Now put the three classes (HelloTest, HelloFrame and WindowCloser) together. As with all listener classes, WindowCloser should be an inner class.

Run the program and try closing the frame window. The application should now terminate normally.

So far, this program doesn't do anything useful. To show some drawing, you have to work a little harder than with an applet. You can paint on the surface of an applet by placing drawing instructions into the paint method. But you cannot paint directly onto a frame.

Instead, you need to do the following.

  1. Define a class that extends the JPanel class and place drawing instructions into its paintComponent method.
  2. Construct an object of that panel class.
  3. Add the panel object to the content pane of the frame.

Here is a simple panel class:

class HelloPanel extends JPanel
{  public HelloPanel()
   {  messageX = 100;
      messageY = 100;
      messageText = "Hello, World!";

   public void paintComponent(Graphics g)
   {  super.paintComponent(g);
      Graphics2D g2 = (Graphics2D)g;
      g2.drawString(messageText, messageX, messageY);

   private int messageX;
   private int messageY;
   private String messageText;

Note that in the paintComponent method, you always have to call super.paintComponent.

(Note: In this method, we don't strictly have to cast g into a Graphics2D object; we just do this to be prepared for the more general case.)

In the constructor of the HelloFrame class, construct an object of this panel class and add it to the center of the content pane:

HelloPanel panel = new HelloPanel();
Container contentPane = getContentPane();
contentPane.add(panel, "Center");

Now put the program together. You should have four classes:

Run the program to make sure it displays the message in the panel inside the frame window.

P3. Adding user interface components

If you add a single panel to a frame, you can just add it to the center of the content pane. However, if you add multiple components to a frame, then you need to specify where you want to add them. By default, the content pane uses a border layout with five positions:

In this assignment, you will add a JTextField into each of the four corner areas, like this:

northField = new JTextField();
contentPane.add(northField, "North");
. . .
// same for the other three directions

Place these instructions into the constructor of your frame class. Supply instance variables for each text field:

private JTextField northField;
. . . 

Write a program called LayoutTest with a class LayoutFrame whose content pane contains these four text fields.

P4. Reading text input

In the preceding exercise, you added four text fields to a frame. Normally you wouldn't do that--the purpose of that exercise was just to show off the layout manager. More commonly, you add a single text field to the bottom of the frame.

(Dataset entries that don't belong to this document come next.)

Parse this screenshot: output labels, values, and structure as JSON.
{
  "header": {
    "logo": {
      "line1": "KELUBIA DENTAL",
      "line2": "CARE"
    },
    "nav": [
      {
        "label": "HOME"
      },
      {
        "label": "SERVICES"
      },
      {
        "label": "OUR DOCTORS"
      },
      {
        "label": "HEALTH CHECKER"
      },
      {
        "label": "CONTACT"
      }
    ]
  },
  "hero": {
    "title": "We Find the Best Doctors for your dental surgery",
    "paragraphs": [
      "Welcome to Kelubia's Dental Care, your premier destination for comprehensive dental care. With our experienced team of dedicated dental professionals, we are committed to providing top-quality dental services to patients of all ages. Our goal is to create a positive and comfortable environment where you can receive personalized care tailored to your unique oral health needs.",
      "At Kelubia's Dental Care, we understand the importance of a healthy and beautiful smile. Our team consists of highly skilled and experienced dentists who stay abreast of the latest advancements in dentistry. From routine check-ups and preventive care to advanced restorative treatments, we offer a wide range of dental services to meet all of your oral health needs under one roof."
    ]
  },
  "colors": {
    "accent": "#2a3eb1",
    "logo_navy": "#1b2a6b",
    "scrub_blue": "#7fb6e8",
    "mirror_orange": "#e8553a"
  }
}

Of course, you will want to know what the user typed into the text field.

Whenever the user hits the ENTER key, the text field sends an action event to its action listeners. To react to the event, you have to do the following:

  1. Create a class that extends the ActionListener interface and override the actionPerformed method
  2. Make an object of that class
  3. Install that object as the action listener of the text field

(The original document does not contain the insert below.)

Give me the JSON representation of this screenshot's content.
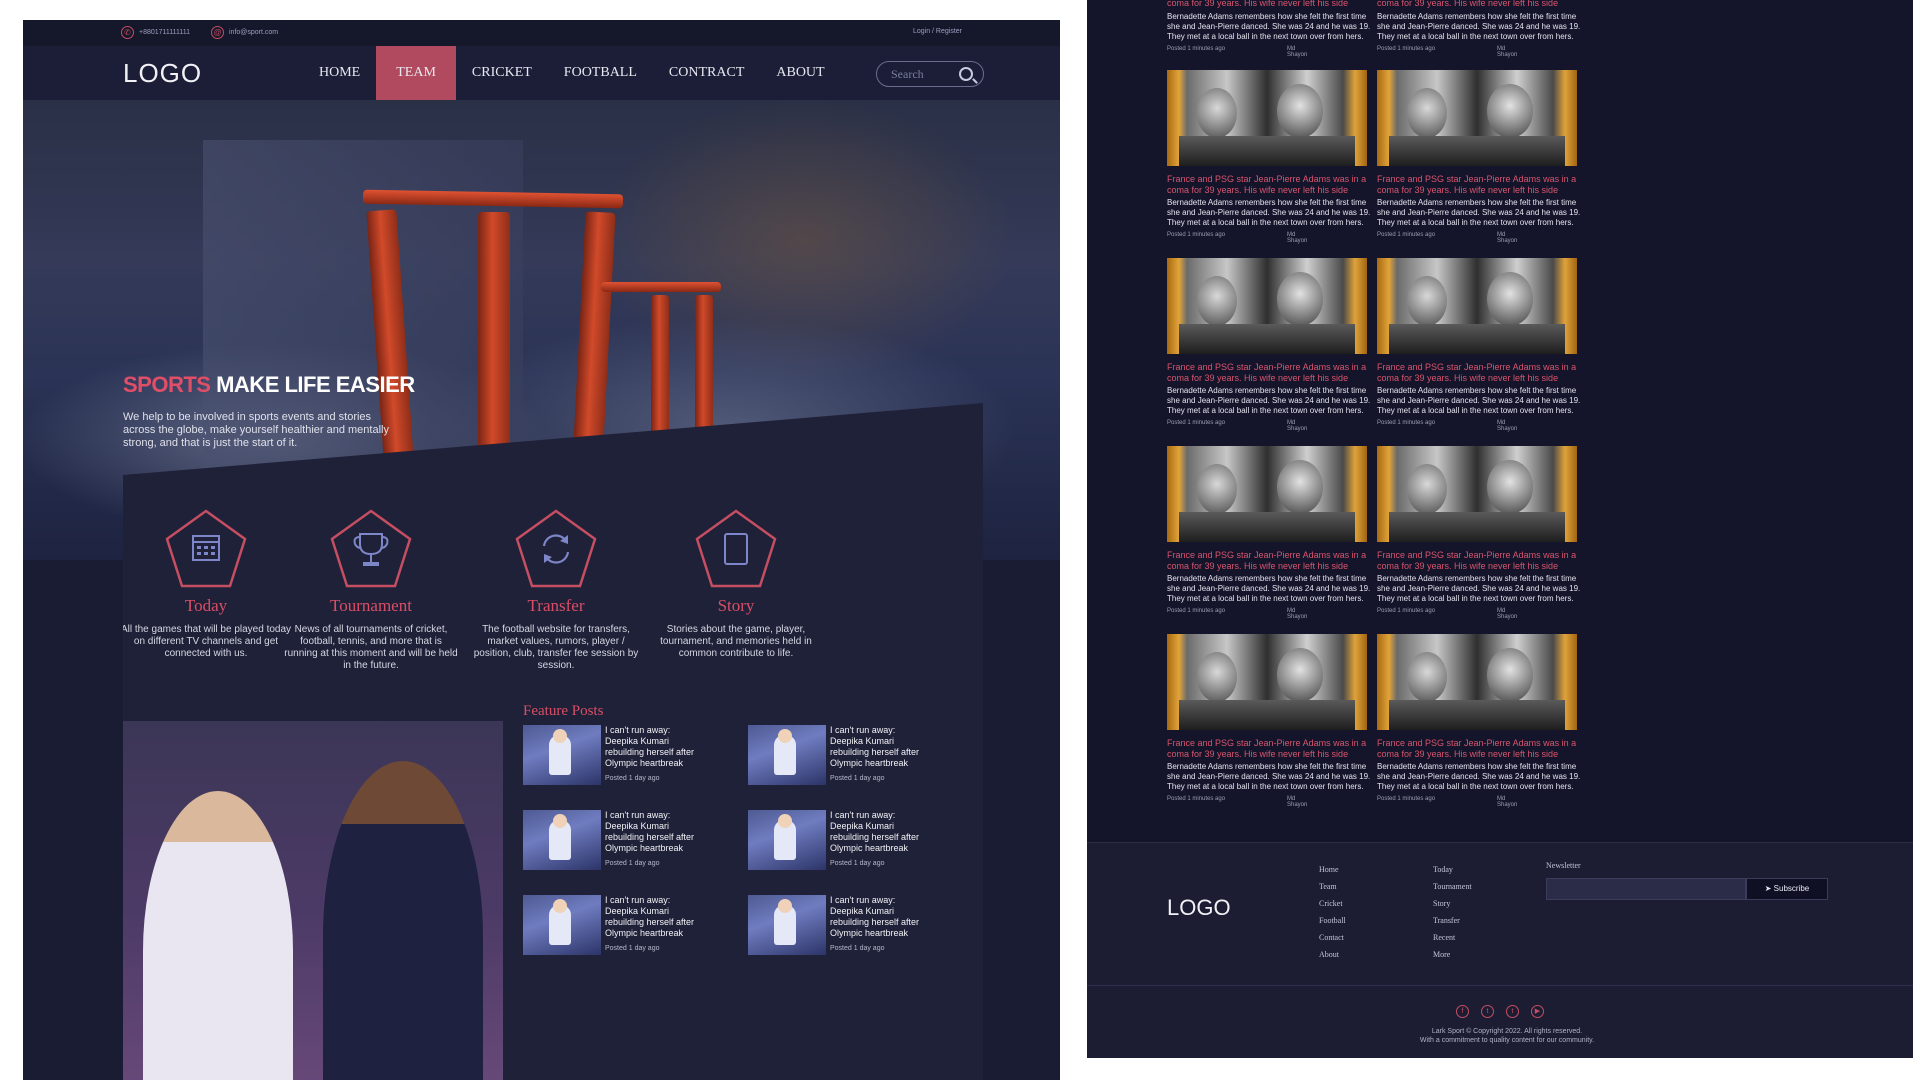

Inside the actionPerformed method, you can read the contents of the text field with the getText method:

class TextFieldListener implements ActionListener
{  public void actionPerformed(ActionEvent event)
   {  String input = textField.getText();
      // now do something with input

You attach the action listener in the constructor of the frame class.

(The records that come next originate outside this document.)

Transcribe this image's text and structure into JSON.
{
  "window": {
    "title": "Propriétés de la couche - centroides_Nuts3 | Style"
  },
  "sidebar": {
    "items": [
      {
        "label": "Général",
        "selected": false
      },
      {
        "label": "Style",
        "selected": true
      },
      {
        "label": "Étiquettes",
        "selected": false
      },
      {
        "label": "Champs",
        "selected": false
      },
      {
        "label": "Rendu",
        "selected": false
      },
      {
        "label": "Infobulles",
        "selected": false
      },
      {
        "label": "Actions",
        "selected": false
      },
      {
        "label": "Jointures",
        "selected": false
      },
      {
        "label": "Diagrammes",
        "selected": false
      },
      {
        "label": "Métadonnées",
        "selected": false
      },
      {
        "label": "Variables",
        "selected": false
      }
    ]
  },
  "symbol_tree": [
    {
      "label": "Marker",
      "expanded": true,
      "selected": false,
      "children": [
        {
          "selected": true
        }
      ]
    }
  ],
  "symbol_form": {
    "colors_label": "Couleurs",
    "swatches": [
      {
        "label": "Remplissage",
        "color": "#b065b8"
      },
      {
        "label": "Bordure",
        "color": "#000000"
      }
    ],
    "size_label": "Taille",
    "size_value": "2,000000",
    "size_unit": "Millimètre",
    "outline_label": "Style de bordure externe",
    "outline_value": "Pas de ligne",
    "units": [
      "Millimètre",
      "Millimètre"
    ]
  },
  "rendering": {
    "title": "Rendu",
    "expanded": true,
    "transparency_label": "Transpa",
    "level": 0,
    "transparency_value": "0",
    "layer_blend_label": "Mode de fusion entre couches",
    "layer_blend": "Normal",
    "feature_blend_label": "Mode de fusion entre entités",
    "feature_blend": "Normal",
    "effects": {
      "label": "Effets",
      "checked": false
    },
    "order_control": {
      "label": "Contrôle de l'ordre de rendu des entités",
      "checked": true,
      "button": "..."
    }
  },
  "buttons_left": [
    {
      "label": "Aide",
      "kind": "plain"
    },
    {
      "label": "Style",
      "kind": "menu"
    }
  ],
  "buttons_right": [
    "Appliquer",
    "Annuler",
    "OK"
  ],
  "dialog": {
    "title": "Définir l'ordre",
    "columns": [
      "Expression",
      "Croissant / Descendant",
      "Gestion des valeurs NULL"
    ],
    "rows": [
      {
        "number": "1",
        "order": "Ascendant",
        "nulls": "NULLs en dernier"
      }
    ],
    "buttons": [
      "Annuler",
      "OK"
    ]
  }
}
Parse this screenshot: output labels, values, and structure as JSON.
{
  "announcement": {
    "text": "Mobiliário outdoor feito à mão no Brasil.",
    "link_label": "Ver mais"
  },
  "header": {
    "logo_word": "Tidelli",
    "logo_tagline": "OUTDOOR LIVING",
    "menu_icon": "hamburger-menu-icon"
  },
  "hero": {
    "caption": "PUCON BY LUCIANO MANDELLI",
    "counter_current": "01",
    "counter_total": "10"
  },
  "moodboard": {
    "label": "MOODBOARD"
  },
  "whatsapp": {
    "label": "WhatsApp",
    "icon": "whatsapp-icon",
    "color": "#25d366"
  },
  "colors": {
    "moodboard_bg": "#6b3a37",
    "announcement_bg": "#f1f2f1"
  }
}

TextFieldListener listener = new TextFieldListener();

Your task is to modify the program from section 2. Place a text field into the "South" area of the content pane. Add the action listener. In the actionPerformed method of the TextFieldListener class, set the message text to the input string and repaint the panel. Note that you will need to add a method to the HelloPanel class to change the message string.


Now put the whole program together. Call it TextInputTest. Run it and verify that you can type in a new message in the text field. When you hit ENTER, the message should be displayed in the panel.

Don't forget to send your answers when you're finished.